BEGIN
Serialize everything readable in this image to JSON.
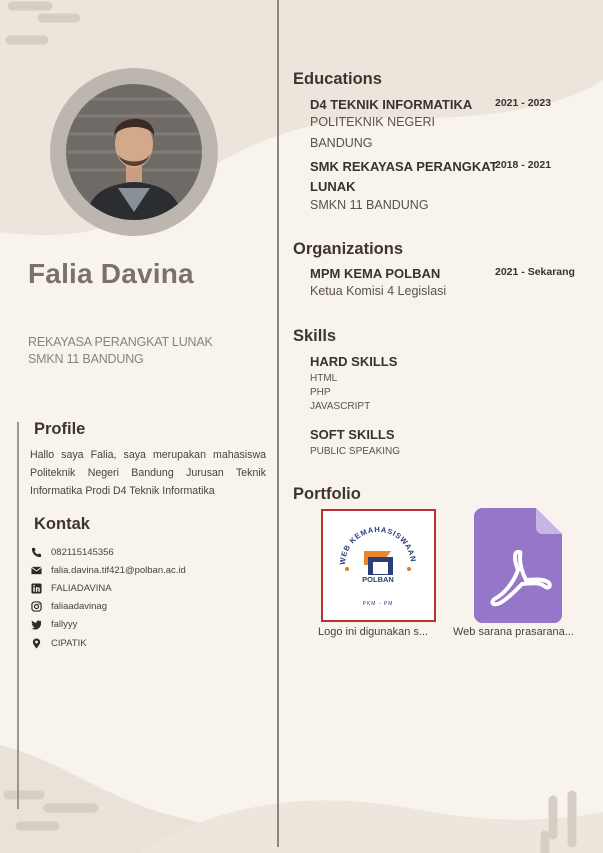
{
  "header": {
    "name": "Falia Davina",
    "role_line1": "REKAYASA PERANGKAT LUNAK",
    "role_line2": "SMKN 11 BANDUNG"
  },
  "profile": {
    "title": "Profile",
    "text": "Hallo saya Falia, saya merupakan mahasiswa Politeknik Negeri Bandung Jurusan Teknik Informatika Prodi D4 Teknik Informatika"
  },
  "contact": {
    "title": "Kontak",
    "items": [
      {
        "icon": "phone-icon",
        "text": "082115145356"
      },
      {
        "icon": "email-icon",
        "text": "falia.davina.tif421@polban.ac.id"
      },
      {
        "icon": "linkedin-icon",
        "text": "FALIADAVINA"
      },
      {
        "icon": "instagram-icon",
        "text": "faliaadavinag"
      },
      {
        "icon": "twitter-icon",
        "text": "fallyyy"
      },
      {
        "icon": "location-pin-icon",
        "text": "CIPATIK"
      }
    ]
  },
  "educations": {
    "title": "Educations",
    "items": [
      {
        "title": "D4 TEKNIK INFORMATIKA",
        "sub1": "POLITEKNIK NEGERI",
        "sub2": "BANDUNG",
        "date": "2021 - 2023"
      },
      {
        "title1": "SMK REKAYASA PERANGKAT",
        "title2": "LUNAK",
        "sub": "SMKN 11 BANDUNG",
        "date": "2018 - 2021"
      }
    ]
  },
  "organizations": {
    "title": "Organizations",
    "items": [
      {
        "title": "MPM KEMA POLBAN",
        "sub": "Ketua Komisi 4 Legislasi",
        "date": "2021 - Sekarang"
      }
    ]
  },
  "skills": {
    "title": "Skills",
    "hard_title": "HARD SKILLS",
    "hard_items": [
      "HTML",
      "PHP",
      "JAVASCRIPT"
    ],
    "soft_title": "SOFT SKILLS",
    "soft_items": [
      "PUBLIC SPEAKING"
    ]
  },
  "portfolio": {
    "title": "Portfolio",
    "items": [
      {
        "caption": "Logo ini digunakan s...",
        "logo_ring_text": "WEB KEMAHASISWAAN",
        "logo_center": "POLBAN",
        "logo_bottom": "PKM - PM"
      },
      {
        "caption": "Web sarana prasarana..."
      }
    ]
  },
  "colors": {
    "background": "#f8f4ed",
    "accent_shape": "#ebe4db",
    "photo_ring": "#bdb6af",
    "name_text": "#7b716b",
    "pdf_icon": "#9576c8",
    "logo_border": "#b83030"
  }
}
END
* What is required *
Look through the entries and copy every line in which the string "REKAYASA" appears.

* Answer area *
    "role_line1": "REKAYASA PERANGKAT LUNAK",
        "title1": "SMK REKAYASA PERANGKAT",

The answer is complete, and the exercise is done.